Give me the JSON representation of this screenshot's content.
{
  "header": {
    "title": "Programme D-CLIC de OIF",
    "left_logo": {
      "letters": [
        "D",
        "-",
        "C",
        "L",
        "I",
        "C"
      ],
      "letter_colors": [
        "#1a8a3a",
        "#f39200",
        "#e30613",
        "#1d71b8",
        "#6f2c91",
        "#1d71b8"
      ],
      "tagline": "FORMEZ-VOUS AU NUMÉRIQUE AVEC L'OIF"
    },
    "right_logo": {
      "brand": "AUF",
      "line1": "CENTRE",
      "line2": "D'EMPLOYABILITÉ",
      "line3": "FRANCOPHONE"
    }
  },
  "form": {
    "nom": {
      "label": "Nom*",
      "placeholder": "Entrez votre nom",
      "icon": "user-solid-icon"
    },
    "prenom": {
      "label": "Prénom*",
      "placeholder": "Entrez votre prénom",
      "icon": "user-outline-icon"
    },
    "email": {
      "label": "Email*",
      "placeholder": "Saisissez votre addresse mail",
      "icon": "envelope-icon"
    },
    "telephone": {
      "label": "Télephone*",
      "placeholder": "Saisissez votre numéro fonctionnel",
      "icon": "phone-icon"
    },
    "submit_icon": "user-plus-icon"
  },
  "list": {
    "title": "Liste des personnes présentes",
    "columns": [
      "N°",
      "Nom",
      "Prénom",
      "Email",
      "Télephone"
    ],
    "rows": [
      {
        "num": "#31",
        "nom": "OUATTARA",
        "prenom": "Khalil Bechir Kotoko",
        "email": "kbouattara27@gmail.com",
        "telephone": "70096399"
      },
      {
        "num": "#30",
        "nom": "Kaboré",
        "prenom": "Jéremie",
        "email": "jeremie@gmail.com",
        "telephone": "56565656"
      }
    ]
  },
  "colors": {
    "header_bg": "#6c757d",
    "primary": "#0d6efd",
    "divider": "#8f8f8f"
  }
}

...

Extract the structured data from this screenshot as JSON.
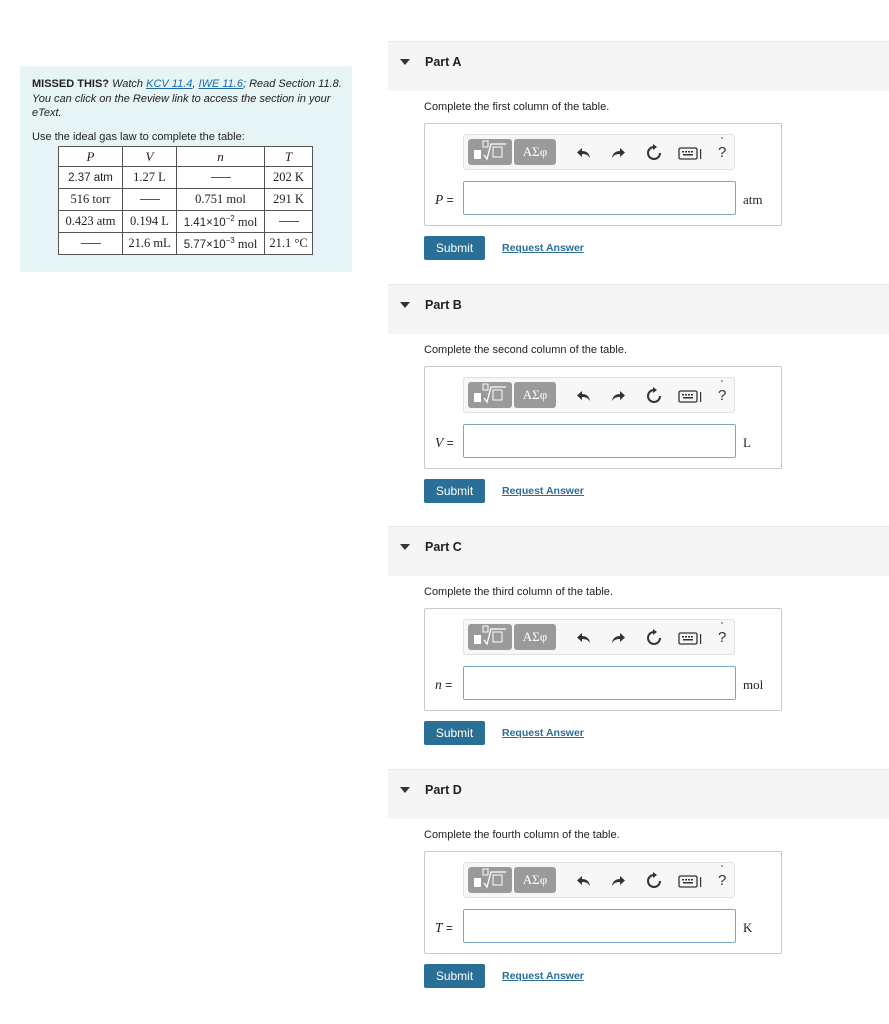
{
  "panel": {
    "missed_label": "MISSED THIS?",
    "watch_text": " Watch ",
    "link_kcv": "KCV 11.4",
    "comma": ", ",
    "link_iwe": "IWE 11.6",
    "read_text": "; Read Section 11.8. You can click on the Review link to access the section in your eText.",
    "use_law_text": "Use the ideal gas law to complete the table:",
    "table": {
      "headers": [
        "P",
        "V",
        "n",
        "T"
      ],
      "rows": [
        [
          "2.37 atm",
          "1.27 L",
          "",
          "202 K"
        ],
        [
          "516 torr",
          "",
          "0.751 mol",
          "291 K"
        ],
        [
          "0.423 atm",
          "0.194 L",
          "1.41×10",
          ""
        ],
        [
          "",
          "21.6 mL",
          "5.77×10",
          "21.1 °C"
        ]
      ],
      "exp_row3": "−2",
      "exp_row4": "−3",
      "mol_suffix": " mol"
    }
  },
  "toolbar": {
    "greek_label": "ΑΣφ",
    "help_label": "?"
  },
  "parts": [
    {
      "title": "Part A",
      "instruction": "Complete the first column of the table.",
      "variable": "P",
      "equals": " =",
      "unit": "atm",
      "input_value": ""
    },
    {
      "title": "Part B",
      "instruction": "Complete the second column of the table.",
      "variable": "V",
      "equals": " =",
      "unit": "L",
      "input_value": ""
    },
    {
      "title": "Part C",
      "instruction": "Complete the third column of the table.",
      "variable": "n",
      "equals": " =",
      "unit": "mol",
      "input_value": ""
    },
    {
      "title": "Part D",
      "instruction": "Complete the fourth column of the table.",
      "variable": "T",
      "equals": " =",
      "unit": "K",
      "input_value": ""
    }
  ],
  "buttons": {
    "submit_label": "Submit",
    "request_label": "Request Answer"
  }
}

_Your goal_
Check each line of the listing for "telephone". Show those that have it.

_Answer to this exercise_
    "telephone": {
        "telephone": "70096399"
        "telephone": "56565656"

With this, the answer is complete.